- pituitary gland deficiency
The pituitary gland is located inside the skull, underneath the brain. It produces at least eight different hormones that govern a wide variety of body functions. When this gland becomes less active than normal for any reason, hypopituitarism is said to occur.
What is going on in the body?
The pituitary gland is sometimes called the master gland of the body. It secretes many important hormones that have different effects on other glands in the body. When the pituitary gland is not working correctly, several serious illness and abnormalities may occur in the body.
The main danger of hypopituitarism is that levels of other key hormones may become too low. For instance, a shortage of either thyroid hormone or cortisol (made by the adrenal glands) is a life-threatening condition. If hypopituitarism is caused by a tumor, the tumor may cause other problems of its own, such as pressing on the optic nerve, resulting in interference with a person's vision. The tumor could also rupture, leading to bleeding into the brain.
What are the causes and risks of the condition?
This condition has several causes, including:
- tumors of the pituitary gland
- surgical removal of the pituitary gland
- abnormal inflammation of the pituitary gland, such as from an infection
- a complication of childbirth
- radiation to the head
- head injury
What can be done to prevent the condition?
Usually, nothing can be done to prevent this condition.
How is the condition diagnosed?
A healthcare professional may suspect this problem based upon a person's medical history and a physical examination. Blood tests can confirm the diagnosis. Further tests, including special x-rays, may be needed to confirm the cause.
Long Term Effects
What are the long-term effects of the condition?
The decrease in pituitary activity may be permanent. If so, a person will need hormone medications for the rest of his or her life. If left untreated, very low levels of thyroid hormone or adrenal hormone can result in death. The underlying condition causing hypopituitarism may have its own long-term effects.
What are the risks to others?
There are no risks to others.
What are the treatments for the condition?

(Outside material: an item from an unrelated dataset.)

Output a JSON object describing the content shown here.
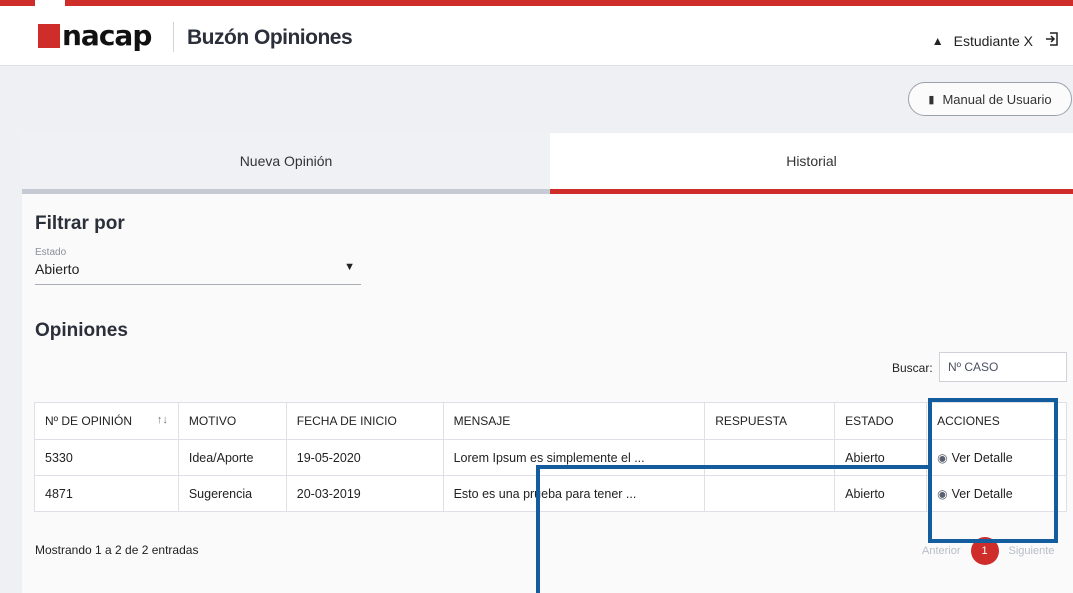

If possible, the underlying cause is treated. This may involve medications or surgery. Hormone replacement pills or injections are often required to boost low levels of certain hormones in the body.

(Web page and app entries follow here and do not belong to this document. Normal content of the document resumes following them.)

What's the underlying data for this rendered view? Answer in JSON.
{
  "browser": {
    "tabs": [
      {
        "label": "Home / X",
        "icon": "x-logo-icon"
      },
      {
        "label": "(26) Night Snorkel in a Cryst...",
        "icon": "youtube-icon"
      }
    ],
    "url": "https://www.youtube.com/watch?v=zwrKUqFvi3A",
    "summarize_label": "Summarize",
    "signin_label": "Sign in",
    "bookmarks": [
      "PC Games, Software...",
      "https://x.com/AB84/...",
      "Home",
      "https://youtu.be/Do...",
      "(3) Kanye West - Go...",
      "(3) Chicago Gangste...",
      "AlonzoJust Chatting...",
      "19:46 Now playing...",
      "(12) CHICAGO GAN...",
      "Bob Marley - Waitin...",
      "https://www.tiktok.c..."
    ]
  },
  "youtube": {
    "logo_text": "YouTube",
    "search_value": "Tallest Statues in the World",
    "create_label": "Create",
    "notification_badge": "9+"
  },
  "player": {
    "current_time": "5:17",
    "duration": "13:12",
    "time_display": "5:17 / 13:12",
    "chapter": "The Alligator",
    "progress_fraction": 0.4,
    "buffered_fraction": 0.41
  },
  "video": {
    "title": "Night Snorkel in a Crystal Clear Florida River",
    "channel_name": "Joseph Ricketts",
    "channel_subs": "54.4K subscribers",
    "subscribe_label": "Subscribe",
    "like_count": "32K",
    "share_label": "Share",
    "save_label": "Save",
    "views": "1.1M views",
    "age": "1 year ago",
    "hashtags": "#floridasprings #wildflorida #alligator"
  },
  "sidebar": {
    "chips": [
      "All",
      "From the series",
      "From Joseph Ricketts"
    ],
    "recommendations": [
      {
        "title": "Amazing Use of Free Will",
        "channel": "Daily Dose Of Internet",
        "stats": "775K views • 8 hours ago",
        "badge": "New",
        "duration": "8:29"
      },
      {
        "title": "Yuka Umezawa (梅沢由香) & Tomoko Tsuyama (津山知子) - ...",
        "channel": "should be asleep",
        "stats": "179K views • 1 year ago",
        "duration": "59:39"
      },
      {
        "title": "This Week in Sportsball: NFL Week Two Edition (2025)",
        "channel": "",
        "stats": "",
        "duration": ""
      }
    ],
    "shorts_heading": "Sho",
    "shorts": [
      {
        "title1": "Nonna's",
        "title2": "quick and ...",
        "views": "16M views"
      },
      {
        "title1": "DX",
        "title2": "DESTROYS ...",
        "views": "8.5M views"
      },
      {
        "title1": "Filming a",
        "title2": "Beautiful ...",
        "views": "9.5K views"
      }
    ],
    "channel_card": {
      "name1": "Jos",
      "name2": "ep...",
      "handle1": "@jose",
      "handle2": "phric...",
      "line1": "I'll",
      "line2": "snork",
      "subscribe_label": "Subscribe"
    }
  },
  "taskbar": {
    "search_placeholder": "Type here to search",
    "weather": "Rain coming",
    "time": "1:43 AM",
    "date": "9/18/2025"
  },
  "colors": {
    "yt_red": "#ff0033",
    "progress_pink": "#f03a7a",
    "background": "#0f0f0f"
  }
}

What are the side effects of the treatments?
All medications have side effects, including allergic reactions and stomach upset. Hormone medications may cause the hormone level to get too high, which can be toxic to the body. Other side effects vary, depending on the medications used. Surgery can be complicated by bleeding, infection, or a reaction to the anesthetic.
What happens after treatment for the condition?
If the cause is successfully treated and the pituitary gland recovers, a person may not need further treatment. In most cases, though, this is not possible. Treatment with hormone replacement pills or injections is often needed for life.
How is the condition monitored?
The healthcare professional will monitor the functioning of the pituitary gland with periodic examinations and blood tests. Any new or worsening symptoms should be reported to the healthcare professional.
Cecil's Textbook of Medicine, 1996, Bennett et al.